In 2017, Oregon passed the Equal Pay Act. The goal of the act is to ”shrink the stubborn pay gaps between genders, races and those in other protected classes by expanding protections for people who are regularly discriminated against, and by encouraging companies to proactively examine their own pay practices before a lawsuit is filed.” Wow, this is great. But not many of us understand everything the Act entails. This is because Oregon has not yet begun to enforce it, but will do so starting in January 2019.
Now is the time for both employees and employers to learn about this Act—what it means and how to ensure compliance with the new mandates.
Simply put, under the new law, it is unlawful to pay one employee more compensation—which includes wages, bonuses, fringe benefits, or equity-based compensation—than another employee for work of comparable character. Comparable work is defined as “work that is substantially similar in knowledge, skill, effort, responsibility and working conditions.”
All Oregon employers with two or more employees (except the Federal Government) are subject to this law, and all Oregon employees will benefit from this new law—without regard to their age, race, color, religion, gender, sexual orientation, national origin, marital status, veteran status or disability status.
The Equal Pay Act of 2017 allows employers to pay employees performing comparable work differently only if the pay differential is based upon a seniority system, a merit system, a production quality of quantity system, travel requirements, education requirements, training, experience or a combination of the aforementioned. This means employers must implement and adhere to a clearly outlined compensation system that can be proven to not discriminate against any employee doing comparable work.
Here are some steps employers should take to prepare for January 2019:
1. Review current positions and employee compensation for potential problems and inequities
2. Identify compensation discrepancies and resolve them
3. Implement a consistent compensation system
4. Create a system that re-evaluates positions and employees at least once every three years
When reviewing and analyzing current positions and employee compensation, employers have several options, including: 1) hire a consultant to perform the analysis; 2) utilize internal support to manually conduct the analysis; or 3) utilize a new software called Parity Software: Pay Equity Solution.
Parity Software is an affordable and automated software program that provides employers with consistent analysis and reporting to ensure compliance with the requirements of the Act. With this efficient, user-friendly interface, employers can also perform the required three-year repeat compensation analysis with minimal user interaction. And, as an added-value, employers will also be able to generate job descriptions and job postings based on already existing positions.

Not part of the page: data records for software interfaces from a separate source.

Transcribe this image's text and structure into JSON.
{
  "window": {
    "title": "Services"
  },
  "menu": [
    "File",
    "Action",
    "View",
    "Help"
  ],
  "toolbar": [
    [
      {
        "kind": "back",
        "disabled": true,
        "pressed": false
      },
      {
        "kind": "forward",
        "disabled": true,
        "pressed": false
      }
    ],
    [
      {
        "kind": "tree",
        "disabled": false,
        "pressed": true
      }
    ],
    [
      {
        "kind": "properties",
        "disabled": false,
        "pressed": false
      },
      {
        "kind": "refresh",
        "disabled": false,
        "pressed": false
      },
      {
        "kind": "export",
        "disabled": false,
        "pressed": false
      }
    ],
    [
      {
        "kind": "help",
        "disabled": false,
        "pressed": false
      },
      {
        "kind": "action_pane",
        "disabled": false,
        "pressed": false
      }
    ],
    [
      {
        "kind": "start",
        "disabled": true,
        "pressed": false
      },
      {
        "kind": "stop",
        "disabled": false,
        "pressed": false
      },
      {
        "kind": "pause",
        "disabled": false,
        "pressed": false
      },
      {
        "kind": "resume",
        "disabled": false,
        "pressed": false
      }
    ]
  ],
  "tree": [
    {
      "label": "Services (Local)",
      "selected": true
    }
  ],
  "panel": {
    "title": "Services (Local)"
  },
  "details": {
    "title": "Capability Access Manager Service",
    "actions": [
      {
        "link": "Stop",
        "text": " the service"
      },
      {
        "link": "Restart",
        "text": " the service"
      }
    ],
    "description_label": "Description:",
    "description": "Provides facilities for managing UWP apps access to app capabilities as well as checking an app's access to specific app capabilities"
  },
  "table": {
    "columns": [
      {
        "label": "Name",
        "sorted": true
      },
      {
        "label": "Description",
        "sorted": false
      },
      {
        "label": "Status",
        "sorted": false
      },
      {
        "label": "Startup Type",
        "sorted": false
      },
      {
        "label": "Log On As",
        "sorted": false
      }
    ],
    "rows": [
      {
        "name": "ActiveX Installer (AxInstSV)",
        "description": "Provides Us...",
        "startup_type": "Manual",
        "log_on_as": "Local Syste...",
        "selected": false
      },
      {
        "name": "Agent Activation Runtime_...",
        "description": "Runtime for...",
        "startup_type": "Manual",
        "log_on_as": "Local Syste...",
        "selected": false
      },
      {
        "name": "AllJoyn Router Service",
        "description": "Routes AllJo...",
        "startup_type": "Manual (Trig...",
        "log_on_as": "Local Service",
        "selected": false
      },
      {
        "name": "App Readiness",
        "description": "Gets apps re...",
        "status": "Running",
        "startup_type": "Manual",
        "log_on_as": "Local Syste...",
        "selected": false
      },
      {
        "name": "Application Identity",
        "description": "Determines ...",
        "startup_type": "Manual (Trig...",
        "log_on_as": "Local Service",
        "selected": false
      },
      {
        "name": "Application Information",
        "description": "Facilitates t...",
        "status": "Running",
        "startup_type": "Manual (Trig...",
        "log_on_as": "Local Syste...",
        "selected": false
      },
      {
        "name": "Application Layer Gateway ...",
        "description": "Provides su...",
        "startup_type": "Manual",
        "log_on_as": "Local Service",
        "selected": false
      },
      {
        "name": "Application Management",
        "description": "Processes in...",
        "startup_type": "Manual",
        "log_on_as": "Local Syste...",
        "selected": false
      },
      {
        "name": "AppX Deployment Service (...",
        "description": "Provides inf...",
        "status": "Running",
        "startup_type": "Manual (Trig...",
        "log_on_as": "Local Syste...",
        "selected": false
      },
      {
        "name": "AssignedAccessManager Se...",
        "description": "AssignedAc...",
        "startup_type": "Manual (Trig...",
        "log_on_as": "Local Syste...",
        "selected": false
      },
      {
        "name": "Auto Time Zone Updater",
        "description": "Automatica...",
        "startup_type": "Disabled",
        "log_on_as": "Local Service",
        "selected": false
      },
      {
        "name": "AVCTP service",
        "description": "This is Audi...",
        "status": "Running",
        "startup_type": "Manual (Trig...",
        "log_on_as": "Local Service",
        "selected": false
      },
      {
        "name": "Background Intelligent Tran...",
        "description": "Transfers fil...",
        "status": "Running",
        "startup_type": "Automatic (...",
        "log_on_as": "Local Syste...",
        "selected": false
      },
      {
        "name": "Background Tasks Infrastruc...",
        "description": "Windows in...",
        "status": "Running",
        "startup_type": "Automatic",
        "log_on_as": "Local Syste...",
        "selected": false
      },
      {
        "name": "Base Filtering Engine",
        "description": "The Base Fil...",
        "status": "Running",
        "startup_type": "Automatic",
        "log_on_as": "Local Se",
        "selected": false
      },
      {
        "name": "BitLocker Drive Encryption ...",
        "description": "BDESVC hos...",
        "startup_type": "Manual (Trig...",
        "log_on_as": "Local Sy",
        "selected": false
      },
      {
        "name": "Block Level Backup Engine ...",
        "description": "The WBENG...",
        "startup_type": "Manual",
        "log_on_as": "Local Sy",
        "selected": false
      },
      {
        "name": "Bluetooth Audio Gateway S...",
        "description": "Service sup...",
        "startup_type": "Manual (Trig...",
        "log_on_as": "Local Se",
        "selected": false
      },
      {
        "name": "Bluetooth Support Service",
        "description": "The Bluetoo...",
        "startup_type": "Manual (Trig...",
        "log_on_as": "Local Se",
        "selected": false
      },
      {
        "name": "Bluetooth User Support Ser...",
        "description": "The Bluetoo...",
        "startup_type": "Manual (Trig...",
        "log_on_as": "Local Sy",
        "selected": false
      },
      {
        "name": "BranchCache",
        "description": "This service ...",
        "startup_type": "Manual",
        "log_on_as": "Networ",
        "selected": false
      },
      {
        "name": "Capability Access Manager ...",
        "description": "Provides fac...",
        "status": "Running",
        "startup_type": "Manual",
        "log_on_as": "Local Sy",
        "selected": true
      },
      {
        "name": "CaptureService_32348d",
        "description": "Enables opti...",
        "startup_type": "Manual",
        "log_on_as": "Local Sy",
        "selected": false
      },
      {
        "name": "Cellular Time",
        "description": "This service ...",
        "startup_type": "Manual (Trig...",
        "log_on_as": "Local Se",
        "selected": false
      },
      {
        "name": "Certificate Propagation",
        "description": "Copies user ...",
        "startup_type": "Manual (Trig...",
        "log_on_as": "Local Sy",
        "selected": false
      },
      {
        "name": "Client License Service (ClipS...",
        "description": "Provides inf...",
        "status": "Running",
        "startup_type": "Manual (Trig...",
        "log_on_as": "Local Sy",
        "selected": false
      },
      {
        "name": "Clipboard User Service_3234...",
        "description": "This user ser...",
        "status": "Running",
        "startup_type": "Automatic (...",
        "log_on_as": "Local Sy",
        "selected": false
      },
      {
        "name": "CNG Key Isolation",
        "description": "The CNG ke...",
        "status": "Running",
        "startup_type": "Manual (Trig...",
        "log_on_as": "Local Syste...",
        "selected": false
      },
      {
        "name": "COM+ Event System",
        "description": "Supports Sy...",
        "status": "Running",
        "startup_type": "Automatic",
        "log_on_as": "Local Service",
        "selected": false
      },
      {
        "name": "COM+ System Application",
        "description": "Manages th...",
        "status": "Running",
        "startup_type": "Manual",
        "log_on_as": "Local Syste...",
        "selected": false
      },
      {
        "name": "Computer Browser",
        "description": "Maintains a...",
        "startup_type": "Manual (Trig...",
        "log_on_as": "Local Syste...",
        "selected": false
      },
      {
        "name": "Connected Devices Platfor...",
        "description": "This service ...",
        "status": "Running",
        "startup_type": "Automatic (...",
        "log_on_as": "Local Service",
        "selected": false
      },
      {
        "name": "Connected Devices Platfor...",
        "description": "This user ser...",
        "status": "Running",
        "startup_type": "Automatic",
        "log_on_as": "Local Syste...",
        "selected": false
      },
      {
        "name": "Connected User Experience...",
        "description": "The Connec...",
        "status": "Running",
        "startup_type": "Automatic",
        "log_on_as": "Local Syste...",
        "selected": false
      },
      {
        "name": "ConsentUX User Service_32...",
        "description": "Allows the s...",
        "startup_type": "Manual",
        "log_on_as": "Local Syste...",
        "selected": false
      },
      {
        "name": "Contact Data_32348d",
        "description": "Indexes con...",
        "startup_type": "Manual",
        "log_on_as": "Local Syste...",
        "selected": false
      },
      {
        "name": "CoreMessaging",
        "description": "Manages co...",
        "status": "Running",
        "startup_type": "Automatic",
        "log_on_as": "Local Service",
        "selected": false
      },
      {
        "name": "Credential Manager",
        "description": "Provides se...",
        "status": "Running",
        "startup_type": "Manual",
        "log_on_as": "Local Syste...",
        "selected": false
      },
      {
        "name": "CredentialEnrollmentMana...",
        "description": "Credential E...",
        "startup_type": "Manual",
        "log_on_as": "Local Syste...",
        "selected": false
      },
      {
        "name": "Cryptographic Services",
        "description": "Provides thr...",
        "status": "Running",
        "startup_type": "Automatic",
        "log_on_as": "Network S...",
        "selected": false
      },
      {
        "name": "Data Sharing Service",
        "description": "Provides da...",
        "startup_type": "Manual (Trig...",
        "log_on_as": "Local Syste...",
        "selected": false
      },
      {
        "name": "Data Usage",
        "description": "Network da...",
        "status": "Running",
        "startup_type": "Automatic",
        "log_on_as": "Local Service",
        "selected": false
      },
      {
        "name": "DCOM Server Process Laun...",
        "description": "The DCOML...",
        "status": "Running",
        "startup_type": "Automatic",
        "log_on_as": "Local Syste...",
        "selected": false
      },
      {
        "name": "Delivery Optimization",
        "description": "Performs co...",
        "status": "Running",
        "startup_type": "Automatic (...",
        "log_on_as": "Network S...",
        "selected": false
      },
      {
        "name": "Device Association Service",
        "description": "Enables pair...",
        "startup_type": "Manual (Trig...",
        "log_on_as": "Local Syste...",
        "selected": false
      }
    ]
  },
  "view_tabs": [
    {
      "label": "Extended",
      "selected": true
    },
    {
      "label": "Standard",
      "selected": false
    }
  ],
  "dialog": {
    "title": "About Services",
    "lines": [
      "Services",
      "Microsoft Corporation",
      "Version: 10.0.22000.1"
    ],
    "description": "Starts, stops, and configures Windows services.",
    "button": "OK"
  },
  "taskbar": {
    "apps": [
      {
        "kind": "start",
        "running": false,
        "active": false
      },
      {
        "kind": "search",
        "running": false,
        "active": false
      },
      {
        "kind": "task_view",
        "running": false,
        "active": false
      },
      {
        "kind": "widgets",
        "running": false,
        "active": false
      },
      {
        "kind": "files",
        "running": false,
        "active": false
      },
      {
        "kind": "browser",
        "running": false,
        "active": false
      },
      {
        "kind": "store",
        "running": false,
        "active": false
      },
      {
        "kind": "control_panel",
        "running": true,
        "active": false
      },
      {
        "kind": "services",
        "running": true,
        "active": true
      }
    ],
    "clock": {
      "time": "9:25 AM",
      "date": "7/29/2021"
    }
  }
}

Interested in a demonstration???? Please contact firstname.lastname@example.org